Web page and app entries
--- --- ---

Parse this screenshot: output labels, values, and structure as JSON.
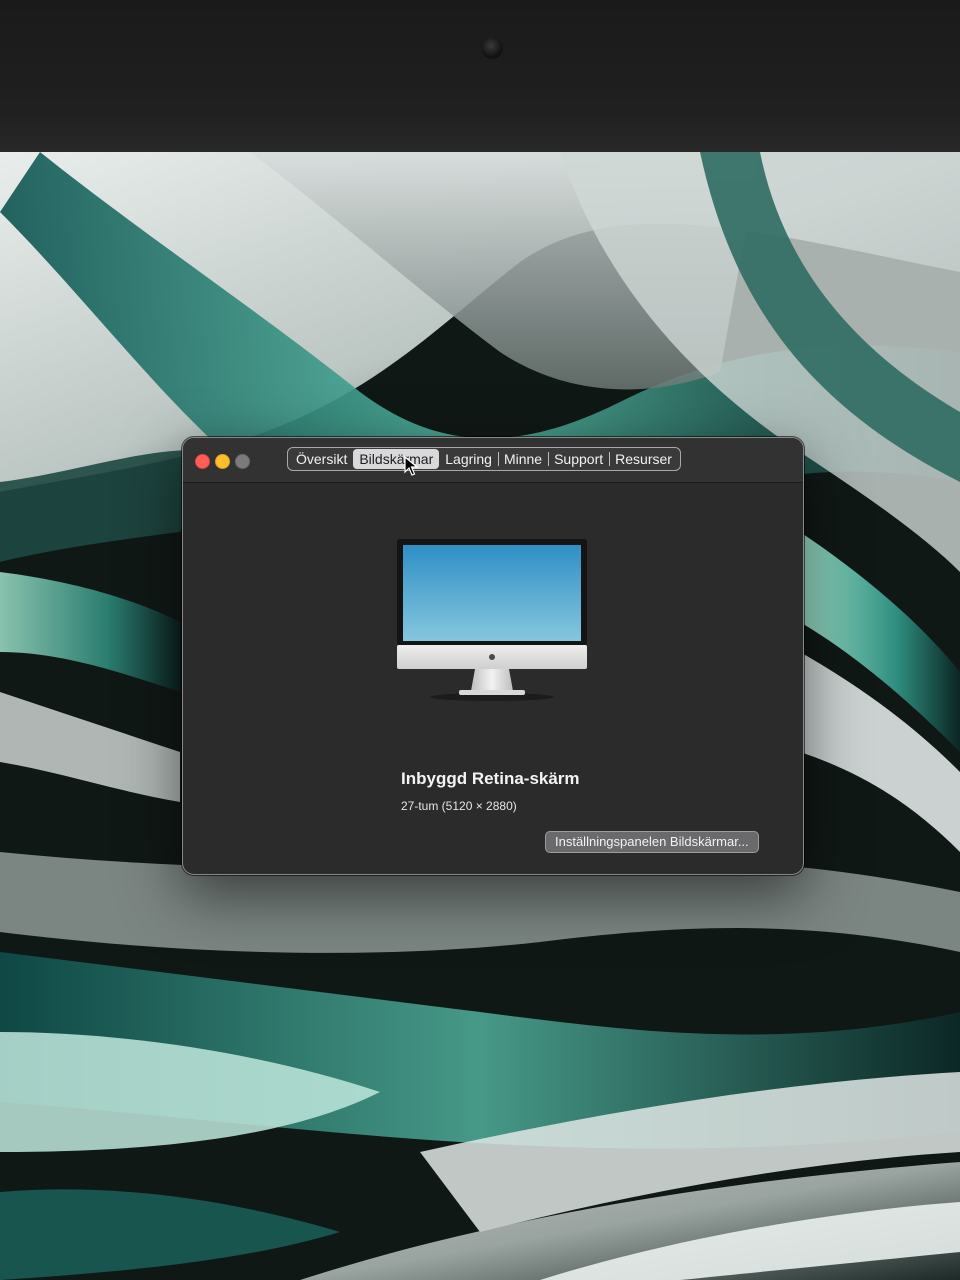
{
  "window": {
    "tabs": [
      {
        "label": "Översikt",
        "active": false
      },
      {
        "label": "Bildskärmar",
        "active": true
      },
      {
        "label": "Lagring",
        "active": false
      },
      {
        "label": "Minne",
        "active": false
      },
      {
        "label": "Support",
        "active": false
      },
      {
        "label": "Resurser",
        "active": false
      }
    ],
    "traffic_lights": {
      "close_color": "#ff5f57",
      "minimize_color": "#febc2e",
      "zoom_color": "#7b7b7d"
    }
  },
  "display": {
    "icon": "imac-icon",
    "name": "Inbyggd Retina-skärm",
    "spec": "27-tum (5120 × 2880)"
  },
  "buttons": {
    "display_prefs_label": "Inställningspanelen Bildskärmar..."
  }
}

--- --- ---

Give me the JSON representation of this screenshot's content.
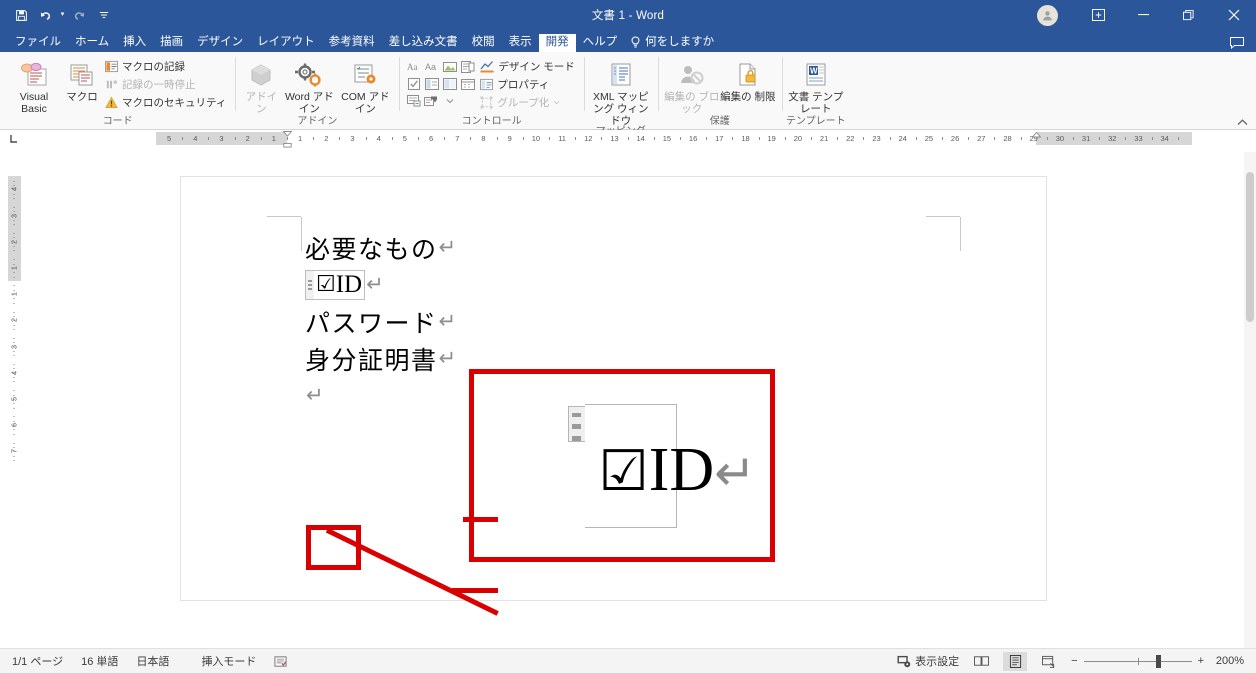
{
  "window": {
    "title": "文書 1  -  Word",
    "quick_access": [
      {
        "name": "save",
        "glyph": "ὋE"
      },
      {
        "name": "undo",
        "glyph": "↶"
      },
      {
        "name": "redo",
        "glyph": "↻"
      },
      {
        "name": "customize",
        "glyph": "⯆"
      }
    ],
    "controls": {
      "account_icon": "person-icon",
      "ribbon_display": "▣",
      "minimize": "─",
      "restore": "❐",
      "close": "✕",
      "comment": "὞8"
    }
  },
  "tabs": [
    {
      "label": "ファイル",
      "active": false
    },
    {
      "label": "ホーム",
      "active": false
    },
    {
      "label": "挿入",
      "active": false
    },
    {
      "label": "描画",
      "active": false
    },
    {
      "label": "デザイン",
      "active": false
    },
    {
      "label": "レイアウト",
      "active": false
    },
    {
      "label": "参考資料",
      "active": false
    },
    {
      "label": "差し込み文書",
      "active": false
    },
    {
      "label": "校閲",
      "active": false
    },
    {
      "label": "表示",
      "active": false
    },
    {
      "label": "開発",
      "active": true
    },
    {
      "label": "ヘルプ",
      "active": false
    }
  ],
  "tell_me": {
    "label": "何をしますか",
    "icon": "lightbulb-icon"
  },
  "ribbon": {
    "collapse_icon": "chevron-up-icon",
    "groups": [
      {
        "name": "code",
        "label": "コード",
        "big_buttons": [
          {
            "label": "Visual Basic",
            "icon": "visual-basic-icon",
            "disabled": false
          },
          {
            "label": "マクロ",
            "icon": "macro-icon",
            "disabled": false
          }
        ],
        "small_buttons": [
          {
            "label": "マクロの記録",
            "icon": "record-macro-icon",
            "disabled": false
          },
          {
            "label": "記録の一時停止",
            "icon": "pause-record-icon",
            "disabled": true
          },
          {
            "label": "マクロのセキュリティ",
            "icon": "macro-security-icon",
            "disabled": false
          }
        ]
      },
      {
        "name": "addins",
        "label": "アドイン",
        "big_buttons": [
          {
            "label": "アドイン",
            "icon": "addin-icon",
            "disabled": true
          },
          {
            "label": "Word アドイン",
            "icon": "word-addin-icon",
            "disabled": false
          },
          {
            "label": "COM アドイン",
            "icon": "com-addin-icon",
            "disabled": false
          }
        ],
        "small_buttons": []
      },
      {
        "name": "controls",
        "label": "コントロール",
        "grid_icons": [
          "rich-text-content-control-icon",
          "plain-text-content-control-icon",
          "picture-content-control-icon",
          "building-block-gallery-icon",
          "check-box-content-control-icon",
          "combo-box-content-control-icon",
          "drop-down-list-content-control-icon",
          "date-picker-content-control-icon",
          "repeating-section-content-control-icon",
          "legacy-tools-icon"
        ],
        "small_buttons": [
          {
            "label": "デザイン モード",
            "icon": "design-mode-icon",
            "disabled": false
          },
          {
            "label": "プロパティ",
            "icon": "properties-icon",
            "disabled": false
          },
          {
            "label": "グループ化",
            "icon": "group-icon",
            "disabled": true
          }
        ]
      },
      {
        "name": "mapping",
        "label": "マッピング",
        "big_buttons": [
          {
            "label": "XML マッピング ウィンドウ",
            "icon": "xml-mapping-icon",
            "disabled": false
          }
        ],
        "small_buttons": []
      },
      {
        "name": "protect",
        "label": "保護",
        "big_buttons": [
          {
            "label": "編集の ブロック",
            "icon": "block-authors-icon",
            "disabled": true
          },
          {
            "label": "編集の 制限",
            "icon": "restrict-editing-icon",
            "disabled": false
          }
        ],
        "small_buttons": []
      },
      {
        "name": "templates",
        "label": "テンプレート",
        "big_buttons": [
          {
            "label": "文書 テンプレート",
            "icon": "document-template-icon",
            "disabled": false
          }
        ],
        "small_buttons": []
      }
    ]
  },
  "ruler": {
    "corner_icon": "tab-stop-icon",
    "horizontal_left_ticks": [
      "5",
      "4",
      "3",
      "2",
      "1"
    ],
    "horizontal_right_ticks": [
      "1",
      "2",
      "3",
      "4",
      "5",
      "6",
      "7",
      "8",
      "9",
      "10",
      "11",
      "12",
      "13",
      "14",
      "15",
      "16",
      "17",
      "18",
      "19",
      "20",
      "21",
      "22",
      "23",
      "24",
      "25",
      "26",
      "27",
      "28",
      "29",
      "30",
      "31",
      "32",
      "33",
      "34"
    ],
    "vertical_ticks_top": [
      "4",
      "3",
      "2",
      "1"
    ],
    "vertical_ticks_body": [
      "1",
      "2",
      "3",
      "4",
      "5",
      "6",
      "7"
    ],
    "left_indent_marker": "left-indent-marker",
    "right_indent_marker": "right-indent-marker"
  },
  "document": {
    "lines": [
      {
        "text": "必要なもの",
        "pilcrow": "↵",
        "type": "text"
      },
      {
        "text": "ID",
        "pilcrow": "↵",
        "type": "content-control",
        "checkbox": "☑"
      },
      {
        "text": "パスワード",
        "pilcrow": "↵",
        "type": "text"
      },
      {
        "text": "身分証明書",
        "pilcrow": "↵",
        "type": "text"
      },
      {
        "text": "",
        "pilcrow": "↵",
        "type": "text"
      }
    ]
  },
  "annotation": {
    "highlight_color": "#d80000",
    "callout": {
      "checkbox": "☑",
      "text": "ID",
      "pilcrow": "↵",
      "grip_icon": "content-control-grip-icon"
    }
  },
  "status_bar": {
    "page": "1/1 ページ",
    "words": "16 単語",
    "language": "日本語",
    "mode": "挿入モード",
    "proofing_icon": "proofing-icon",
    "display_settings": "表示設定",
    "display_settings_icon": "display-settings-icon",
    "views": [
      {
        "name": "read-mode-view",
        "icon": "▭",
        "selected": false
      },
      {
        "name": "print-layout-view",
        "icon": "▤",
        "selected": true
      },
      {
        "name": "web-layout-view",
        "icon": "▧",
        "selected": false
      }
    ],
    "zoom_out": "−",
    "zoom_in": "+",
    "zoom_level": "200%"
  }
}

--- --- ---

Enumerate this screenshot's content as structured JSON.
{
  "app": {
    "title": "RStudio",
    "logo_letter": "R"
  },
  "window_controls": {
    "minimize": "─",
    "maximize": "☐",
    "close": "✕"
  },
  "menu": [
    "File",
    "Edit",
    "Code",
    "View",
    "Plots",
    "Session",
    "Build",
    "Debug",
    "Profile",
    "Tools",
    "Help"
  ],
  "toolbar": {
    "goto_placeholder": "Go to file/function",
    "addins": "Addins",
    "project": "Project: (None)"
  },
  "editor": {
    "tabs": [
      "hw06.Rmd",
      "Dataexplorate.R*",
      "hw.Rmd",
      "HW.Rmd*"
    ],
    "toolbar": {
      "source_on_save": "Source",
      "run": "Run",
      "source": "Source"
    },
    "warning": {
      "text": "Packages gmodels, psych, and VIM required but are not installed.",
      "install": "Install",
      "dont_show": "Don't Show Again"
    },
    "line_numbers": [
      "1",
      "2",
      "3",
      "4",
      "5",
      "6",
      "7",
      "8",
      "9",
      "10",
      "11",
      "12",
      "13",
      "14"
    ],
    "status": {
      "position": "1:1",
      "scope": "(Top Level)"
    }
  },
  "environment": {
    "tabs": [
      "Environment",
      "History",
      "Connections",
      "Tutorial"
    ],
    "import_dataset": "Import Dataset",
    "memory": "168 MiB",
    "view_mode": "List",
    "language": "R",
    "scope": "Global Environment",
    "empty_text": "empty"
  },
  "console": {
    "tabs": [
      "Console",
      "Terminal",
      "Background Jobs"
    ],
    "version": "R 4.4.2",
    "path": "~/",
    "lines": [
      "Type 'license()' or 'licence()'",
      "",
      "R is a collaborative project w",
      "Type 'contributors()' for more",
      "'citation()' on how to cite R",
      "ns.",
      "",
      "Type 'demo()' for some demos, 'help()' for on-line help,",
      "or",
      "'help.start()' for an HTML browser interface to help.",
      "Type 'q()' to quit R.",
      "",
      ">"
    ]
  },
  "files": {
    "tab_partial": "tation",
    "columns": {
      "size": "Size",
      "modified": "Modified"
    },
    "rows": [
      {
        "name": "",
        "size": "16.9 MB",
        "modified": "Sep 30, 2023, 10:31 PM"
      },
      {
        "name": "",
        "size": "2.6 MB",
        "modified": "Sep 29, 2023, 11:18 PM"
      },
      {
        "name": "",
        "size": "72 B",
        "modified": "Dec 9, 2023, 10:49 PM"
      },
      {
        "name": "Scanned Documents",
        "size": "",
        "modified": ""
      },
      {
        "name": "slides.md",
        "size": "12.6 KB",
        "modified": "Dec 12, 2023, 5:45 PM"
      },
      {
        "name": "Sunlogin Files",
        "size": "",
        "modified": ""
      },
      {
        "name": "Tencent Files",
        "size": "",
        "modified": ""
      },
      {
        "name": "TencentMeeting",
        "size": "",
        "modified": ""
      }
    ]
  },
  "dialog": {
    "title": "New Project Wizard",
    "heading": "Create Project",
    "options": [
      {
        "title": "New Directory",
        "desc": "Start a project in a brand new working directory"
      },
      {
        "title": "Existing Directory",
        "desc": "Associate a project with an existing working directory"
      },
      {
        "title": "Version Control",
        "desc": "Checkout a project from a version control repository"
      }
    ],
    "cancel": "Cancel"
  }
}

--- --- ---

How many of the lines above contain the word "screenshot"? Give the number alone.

3